## Work item
Search the listing for the string "JSON". Copy every line that has it.

## Available data
⟨

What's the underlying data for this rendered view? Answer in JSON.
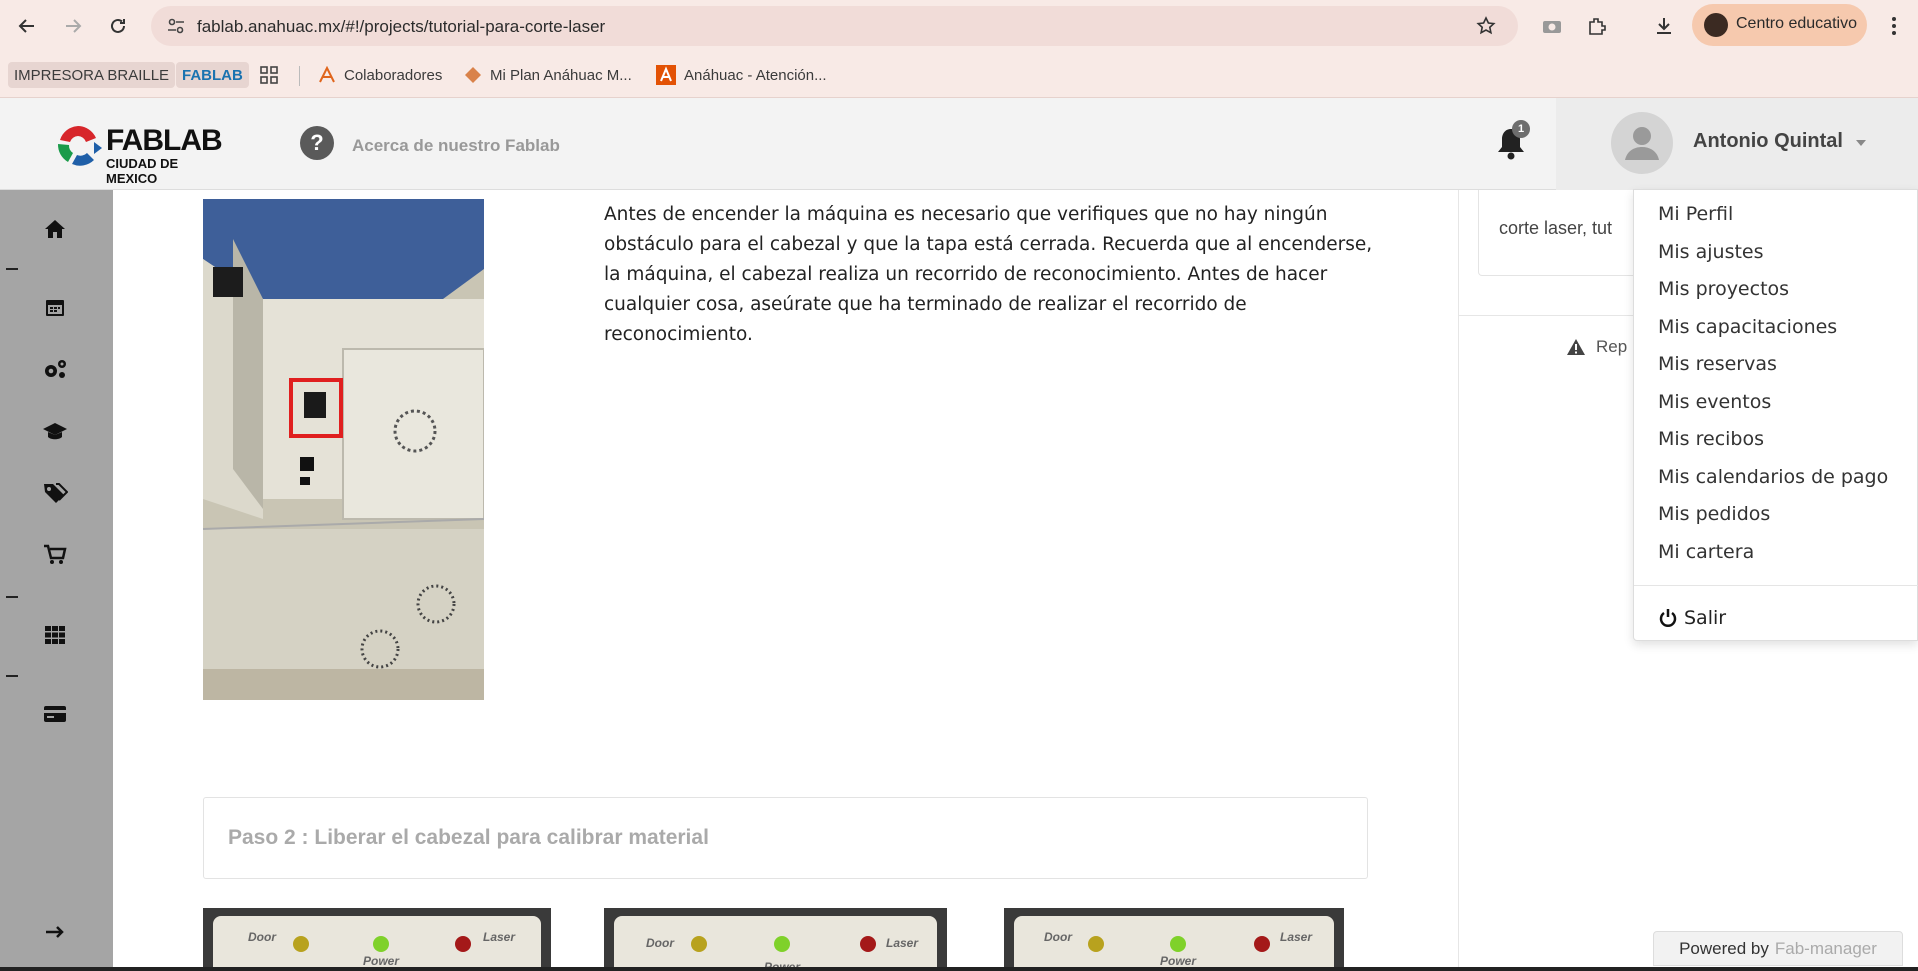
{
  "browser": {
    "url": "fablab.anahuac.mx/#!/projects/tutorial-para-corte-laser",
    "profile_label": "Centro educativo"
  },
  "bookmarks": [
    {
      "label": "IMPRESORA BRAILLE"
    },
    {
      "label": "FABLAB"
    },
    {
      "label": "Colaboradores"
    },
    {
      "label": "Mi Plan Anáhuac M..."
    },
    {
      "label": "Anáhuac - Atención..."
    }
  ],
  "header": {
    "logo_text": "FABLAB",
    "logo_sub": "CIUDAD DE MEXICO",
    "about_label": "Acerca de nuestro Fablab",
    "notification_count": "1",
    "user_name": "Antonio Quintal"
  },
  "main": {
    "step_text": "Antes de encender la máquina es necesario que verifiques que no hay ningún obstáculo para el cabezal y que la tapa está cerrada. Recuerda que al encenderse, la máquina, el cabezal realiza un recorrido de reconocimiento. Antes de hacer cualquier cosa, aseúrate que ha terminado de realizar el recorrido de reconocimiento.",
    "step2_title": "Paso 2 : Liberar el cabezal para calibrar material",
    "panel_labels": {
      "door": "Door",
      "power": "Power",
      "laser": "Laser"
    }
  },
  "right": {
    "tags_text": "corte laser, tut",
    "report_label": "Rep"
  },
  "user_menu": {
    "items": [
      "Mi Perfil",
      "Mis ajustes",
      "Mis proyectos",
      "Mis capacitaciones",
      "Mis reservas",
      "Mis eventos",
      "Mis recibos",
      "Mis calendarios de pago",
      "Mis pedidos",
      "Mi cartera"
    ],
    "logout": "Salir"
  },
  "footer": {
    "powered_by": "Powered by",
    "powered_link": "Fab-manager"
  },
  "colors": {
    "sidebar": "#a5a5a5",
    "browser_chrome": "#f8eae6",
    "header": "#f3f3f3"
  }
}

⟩
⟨

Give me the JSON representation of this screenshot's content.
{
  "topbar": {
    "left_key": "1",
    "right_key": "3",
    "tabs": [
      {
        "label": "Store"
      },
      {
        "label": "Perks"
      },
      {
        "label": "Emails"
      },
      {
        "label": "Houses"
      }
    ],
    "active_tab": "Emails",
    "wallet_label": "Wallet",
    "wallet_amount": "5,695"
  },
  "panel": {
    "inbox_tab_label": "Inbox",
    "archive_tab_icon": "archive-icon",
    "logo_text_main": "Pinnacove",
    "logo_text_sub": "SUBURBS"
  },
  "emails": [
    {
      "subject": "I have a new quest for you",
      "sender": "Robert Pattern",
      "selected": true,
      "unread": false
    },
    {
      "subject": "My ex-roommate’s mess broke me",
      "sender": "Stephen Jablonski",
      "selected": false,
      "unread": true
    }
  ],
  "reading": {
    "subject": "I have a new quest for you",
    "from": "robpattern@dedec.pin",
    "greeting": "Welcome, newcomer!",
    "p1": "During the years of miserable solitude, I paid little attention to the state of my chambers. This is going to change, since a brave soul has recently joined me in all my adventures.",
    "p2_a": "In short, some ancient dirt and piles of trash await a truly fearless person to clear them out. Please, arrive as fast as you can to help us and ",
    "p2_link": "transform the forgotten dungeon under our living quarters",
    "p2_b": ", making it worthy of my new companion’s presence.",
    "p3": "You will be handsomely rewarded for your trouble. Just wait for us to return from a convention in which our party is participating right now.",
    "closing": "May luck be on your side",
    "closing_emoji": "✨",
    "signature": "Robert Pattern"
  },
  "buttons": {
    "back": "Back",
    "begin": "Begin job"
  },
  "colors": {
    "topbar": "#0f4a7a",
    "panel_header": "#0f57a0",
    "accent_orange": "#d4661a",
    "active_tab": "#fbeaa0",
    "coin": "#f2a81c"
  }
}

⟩
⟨

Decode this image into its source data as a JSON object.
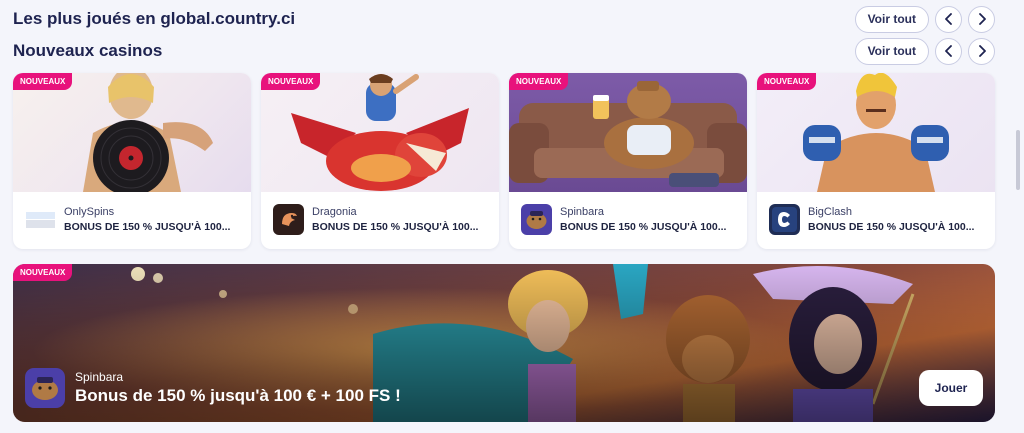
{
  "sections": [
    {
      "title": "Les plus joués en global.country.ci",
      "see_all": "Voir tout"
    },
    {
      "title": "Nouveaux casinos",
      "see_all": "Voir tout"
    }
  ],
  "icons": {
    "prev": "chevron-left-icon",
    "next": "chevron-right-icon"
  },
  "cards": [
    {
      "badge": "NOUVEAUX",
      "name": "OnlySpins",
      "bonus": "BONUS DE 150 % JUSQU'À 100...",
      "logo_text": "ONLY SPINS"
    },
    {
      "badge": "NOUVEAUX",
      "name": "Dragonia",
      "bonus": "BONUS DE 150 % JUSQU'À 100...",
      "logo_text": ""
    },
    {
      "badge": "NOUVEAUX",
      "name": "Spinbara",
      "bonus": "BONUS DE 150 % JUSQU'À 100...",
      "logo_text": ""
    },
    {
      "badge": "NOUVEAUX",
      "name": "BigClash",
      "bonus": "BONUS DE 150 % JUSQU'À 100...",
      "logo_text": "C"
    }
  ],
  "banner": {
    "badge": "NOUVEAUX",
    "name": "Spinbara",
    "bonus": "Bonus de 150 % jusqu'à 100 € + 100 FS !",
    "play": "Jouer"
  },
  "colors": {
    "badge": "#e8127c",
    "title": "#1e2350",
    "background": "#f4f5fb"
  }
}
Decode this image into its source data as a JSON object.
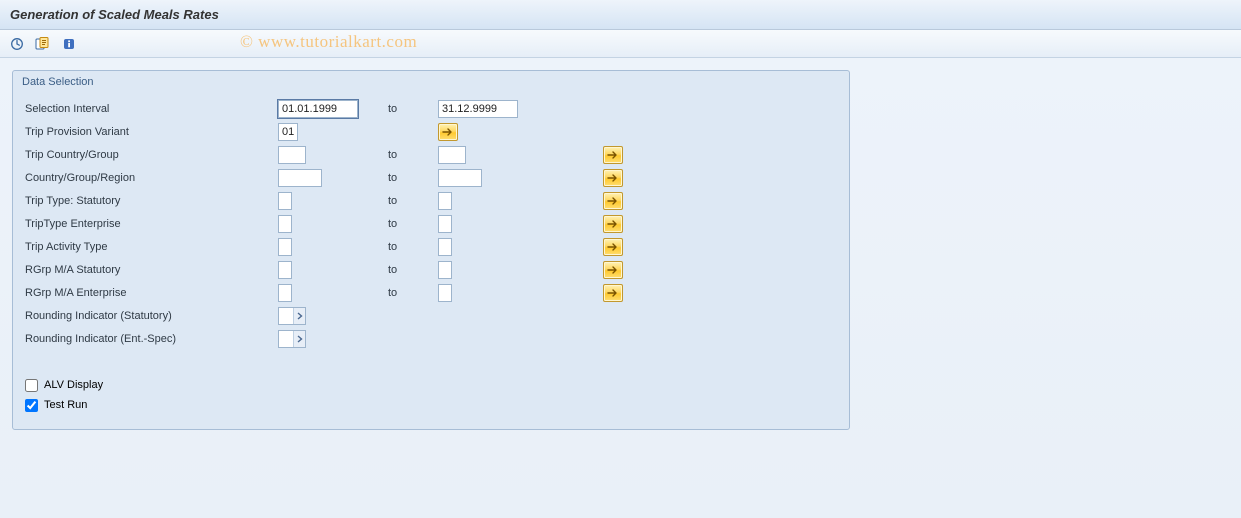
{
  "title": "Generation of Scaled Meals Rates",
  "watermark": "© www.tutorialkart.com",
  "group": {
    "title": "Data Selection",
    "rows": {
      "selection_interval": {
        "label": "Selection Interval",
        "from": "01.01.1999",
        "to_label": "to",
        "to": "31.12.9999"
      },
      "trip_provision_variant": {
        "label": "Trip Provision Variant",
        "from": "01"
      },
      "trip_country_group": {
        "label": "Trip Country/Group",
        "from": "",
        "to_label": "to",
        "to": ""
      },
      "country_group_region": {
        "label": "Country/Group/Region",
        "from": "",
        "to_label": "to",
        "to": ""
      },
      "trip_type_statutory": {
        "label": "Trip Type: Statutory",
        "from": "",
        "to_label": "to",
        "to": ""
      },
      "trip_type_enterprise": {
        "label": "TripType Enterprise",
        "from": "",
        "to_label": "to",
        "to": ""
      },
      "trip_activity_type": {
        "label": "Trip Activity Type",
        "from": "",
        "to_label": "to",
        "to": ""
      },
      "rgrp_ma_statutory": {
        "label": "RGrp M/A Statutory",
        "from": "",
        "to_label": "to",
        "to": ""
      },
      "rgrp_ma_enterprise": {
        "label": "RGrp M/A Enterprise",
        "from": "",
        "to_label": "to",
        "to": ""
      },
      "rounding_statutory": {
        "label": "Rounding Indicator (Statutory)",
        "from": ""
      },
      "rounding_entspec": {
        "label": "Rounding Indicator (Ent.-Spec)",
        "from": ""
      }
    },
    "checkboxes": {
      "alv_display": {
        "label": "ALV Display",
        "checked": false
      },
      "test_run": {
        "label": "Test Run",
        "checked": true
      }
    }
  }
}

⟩

## Written solution
What's the underlying data for this rendered view? Answer in JSON.
Give me the JSON representation of this screenshot's content.
Decode this image into its source data as a JSON object.
Decode this image into its source data as a JSON object.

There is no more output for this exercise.